On July 9, 2014, the Fifth Circuit Court of Appeal dismissed a lawsuit brought by the Alabama-Coushatta Tribe of Texas, accusing the U.S. Department of Agriculture and the United States Department of Interior for illegally approving drilling leases on aboriginal or native land in Texas, in Alabama-Coushatta Tribe of Texas v. United States of America, et al., No. 13-40644 (5th Cir. 2014). The court found that the federal government had sovereign immunity from suit.
The Alabama-Coushatta Tribe of Texas, which is a federally recognized Indian tribe, asserted that it held unextinguished aboriginal title to approximately 400,000 acres of land in East Texas in the Davy Crockett and Sam Houston National Forests and in the Big Thicket National Preserve.
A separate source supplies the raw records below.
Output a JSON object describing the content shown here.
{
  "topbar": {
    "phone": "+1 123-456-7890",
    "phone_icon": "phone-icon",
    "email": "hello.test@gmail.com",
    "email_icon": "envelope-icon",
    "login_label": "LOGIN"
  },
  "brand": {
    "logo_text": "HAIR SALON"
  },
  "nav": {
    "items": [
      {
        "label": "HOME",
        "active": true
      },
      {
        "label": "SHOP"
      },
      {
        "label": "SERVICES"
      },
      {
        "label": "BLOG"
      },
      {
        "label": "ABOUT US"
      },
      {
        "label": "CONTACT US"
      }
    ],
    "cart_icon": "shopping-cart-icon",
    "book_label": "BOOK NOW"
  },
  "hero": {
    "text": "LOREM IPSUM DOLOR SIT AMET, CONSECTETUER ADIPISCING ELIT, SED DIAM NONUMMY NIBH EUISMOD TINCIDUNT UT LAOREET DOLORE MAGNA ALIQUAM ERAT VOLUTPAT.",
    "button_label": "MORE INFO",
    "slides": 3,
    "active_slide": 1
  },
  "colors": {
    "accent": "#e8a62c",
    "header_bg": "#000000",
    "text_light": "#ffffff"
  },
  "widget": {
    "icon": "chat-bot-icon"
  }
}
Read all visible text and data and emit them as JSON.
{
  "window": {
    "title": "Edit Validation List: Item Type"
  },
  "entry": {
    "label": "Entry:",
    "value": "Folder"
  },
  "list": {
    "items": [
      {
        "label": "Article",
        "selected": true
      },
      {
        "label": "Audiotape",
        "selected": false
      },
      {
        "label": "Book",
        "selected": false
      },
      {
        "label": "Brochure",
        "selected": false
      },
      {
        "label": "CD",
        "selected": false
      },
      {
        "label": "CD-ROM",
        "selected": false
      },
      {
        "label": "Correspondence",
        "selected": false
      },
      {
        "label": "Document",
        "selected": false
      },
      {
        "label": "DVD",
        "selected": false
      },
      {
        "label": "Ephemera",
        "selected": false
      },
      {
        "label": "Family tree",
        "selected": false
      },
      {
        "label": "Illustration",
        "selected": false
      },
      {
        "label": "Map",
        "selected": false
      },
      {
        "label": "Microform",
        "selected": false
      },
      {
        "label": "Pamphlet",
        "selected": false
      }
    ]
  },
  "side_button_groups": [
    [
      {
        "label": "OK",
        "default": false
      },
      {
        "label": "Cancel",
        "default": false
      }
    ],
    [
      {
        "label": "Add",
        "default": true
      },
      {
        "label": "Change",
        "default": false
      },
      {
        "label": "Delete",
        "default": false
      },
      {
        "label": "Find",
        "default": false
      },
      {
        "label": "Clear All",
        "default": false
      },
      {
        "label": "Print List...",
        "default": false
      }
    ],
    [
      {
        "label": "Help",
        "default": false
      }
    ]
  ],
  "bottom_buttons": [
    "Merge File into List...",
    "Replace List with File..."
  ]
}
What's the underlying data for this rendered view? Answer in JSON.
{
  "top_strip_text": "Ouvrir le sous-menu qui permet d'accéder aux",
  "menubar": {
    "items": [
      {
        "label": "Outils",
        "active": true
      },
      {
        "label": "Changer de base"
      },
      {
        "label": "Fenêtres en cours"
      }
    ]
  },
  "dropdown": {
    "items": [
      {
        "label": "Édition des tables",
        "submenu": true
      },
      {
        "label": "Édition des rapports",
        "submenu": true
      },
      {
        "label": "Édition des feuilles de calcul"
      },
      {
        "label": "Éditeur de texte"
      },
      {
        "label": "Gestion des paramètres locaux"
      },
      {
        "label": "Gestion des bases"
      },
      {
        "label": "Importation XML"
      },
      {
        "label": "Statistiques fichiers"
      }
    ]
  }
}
In 2000, the Court of Federal Claims agreed that the Tribe held aboriginal title to the lands. See Alabama-Coushatta Tribe of Texas v. United States, No. 3-83, 2000 WL 1013532 (Fed. Cl. June 19, 2000). The Tribe claimed that the United States and its agencies breached its fiduciary duty to protect the land and natural resources subject to the Tribe’s title.
In issuing its ruling, the Fifth Circuit found that in order to maintain an action against the United States, there must be a waiver of sovereign immunity. In this case, the only applicable waiver would come from the Administrative Procedures Act, 5 U.S.C. §702. The court found that the Tribe failed to point to any identifiable “agency action” within the meaning of §702.
For more information, contact Toni Ellington at 504-599-8500.